Exercise objective:
Check every line below for the string "content". Copy the ones that have it.

Provided entries:
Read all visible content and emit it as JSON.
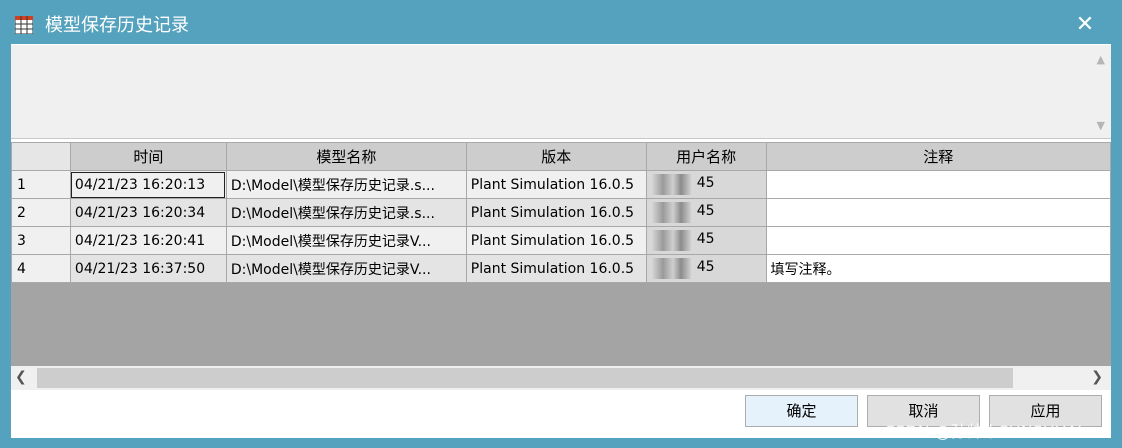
{
  "window": {
    "title": "模型保存历史记录",
    "close_glyph": "✕"
  },
  "grid": {
    "columns": [
      "时间",
      "模型名称",
      "版本",
      "用户名称",
      "注释"
    ],
    "rows": [
      {
        "index": "1",
        "time": "04/21/23 16:20:13",
        "model": "D:\\Model\\模型保存历史记录.s...",
        "version": "Plant Simulation 16.0.5",
        "user": "45",
        "note": ""
      },
      {
        "index": "2",
        "time": "04/21/23 16:20:34",
        "model": "D:\\Model\\模型保存历史记录.s...",
        "version": "Plant Simulation 16.0.5",
        "user": "45",
        "note": ""
      },
      {
        "index": "3",
        "time": "04/21/23 16:20:41",
        "model": "D:\\Model\\模型保存历史记录V...",
        "version": "Plant Simulation 16.0.5",
        "user": "45",
        "note": ""
      },
      {
        "index": "4",
        "time": "04/21/23 16:37:50",
        "model": "D:\\Model\\模型保存历史记录V...",
        "version": "Plant Simulation 16.0.5",
        "user": "45",
        "note": "填写注释。"
      }
    ]
  },
  "buttons": {
    "ok": "确定",
    "cancel": "取消",
    "apply": "应用"
  },
  "watermark": "CSDN @孙帅丨SUNSHUAI",
  "icons": {
    "app": "table-grid-icon",
    "close": "close-icon",
    "scroll_up": "arrow-up-icon",
    "scroll_down": "arrow-down-icon",
    "scroll_left": "arrow-left-icon",
    "scroll_right": "arrow-right-icon"
  }
}
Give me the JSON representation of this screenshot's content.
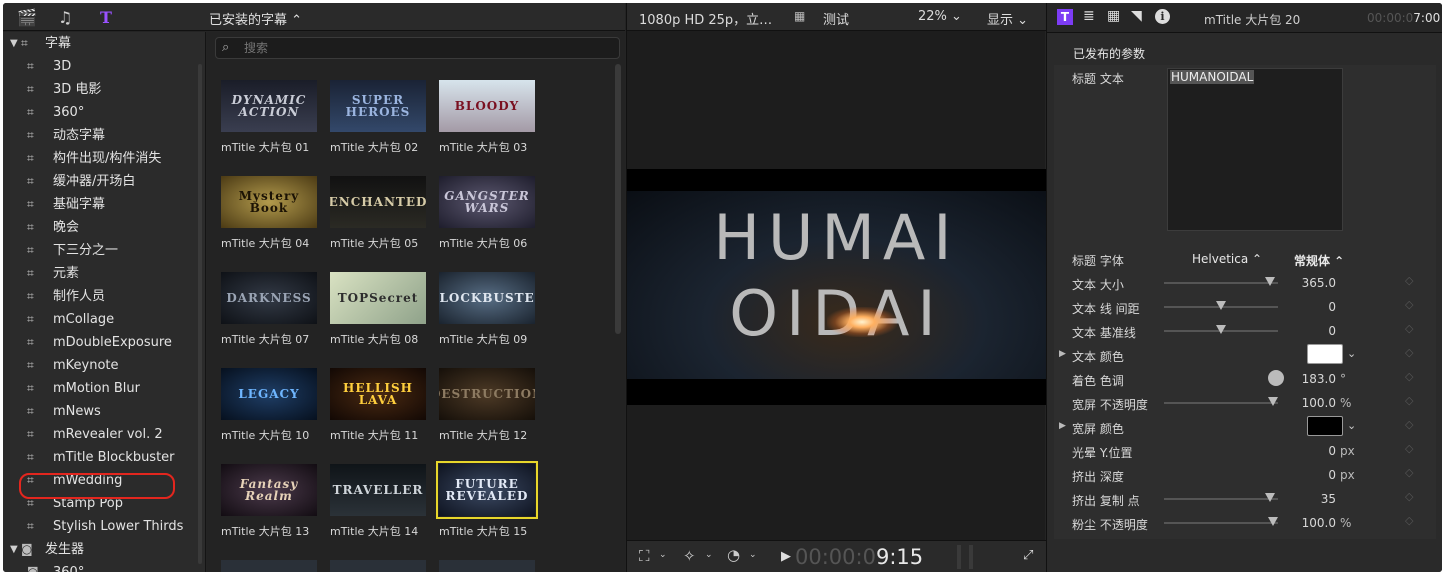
{
  "browser": {
    "library_title": "已安装的字幕 ⌃",
    "search_placeholder": "搜索",
    "categories": [
      {
        "label": "字幕"
      },
      {
        "label": "发生器"
      }
    ],
    "items": [
      {
        "label": "3D"
      },
      {
        "label": "3D 电影"
      },
      {
        "label": "360°"
      },
      {
        "label": "动态字幕"
      },
      {
        "label": "构件出现/构件消失"
      },
      {
        "label": "缓冲器/开场白"
      },
      {
        "label": "基础字幕"
      },
      {
        "label": "晚会"
      },
      {
        "label": "下三分之一"
      },
      {
        "label": "元素"
      },
      {
        "label": "制作人员"
      },
      {
        "label": "mCollage"
      },
      {
        "label": "mDoubleExposure"
      },
      {
        "label": "mKeynote"
      },
      {
        "label": "mMotion Blur"
      },
      {
        "label": "mNews"
      },
      {
        "label": "mRevealer vol. 2"
      },
      {
        "label": "mTitle Blockbuster"
      },
      {
        "label": "mWedding"
      },
      {
        "label": "Stamp Pop"
      },
      {
        "label": "Stylish Lower Thirds"
      },
      {
        "label": "360°"
      }
    ],
    "selected_item": "mTitle Blockbuster"
  },
  "grid": {
    "tiles": [
      {
        "caption": "mTitle 大片包 01",
        "thumb_text": "DYNAMIC ACTION"
      },
      {
        "caption": "mTitle 大片包 02",
        "thumb_text": "SUPER HEROES"
      },
      {
        "caption": "mTitle 大片包 03",
        "thumb_text": "BLOODY"
      },
      {
        "caption": "mTitle 大片包 04",
        "thumb_text": "Mystery Book"
      },
      {
        "caption": "mTitle 大片包 05",
        "thumb_text": "ENCHANTED"
      },
      {
        "caption": "mTitle 大片包 06",
        "thumb_text": "GANGSTER WARS"
      },
      {
        "caption": "mTitle 大片包 07",
        "thumb_text": "DARKNESS"
      },
      {
        "caption": "mTitle 大片包 08",
        "thumb_text": "TOPSecret"
      },
      {
        "caption": "mTitle 大片包 09",
        "thumb_text": "BLOCKBUSTER"
      },
      {
        "caption": "mTitle 大片包 10",
        "thumb_text": "LEGACY"
      },
      {
        "caption": "mTitle 大片包 11",
        "thumb_text": "HELLISH LAVA"
      },
      {
        "caption": "mTitle 大片包 12",
        "thumb_text": "DESTRUCTION"
      },
      {
        "caption": "mTitle 大片包 13",
        "thumb_text": "Fantasy Realm"
      },
      {
        "caption": "mTitle 大片包 14",
        "thumb_text": "TRAVELLER"
      },
      {
        "caption": "mTitle 大片包 15",
        "thumb_text": "FUTURE REVEALED"
      }
    ],
    "selected_index": 14
  },
  "viewer": {
    "format": "1080p HD 25p，立…",
    "project": "测试",
    "zoom": "22% ⌄",
    "display": "显示 ⌄",
    "image_line1": "HUMAI",
    "image_line2": "OIDAI",
    "timecode_dim": "00:00:0",
    "timecode_bright": "9:15"
  },
  "inspector": {
    "clip_title": "mTitle 大片包 20",
    "timecode_dim": "00:00:0",
    "timecode_bright": "7:00",
    "section_title": "已发布的参数",
    "title_text_label": "标题 文本",
    "title_text_value": "HUMANOIDAL",
    "font_label": "标题 字体",
    "font_value": "Helvetica ⌃",
    "style_value": "常规体 ⌃",
    "params": [
      {
        "label": "文本 大小",
        "value": "365.0",
        "unit": "",
        "type": "slider",
        "level": 0.97
      },
      {
        "label": "文本 线 间距",
        "value": "0",
        "unit": "",
        "type": "slider",
        "level": 0.5
      },
      {
        "label": "文本 基准线",
        "value": "0",
        "unit": "",
        "type": "slider",
        "level": 0.5
      },
      {
        "label": "文本 颜色",
        "value": "",
        "unit": "",
        "type": "color",
        "color": "#ffffff"
      },
      {
        "label": "着色 色调",
        "value": "183.0",
        "unit": "°",
        "type": "dial"
      },
      {
        "label": "宽屏 不透明度",
        "value": "100.0",
        "unit": "%",
        "type": "slider",
        "level": 1.0
      },
      {
        "label": "宽屏 颜色",
        "value": "",
        "unit": "",
        "type": "color",
        "color": "#000000"
      },
      {
        "label": "光晕 Y.位置",
        "value": "0",
        "unit": "px",
        "type": "plain"
      },
      {
        "label": "挤出 深度",
        "value": "0",
        "unit": "px",
        "type": "plain"
      },
      {
        "label": "挤出 复制 点",
        "value": "35",
        "unit": "",
        "type": "slider",
        "level": 0.97
      },
      {
        "label": "粉尘 不透明度",
        "value": "100.0",
        "unit": "%",
        "type": "slider",
        "level": 1.0
      }
    ]
  },
  "colors": {
    "selection_ring": "#e3261e",
    "selected_tile_border": "#e7d62b",
    "inspector_tab_active": "#7d3cf5"
  }
}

Exercise solution:
Read all visible content and emit it as JSON.
Give me the JSON representation of this screenshot's content.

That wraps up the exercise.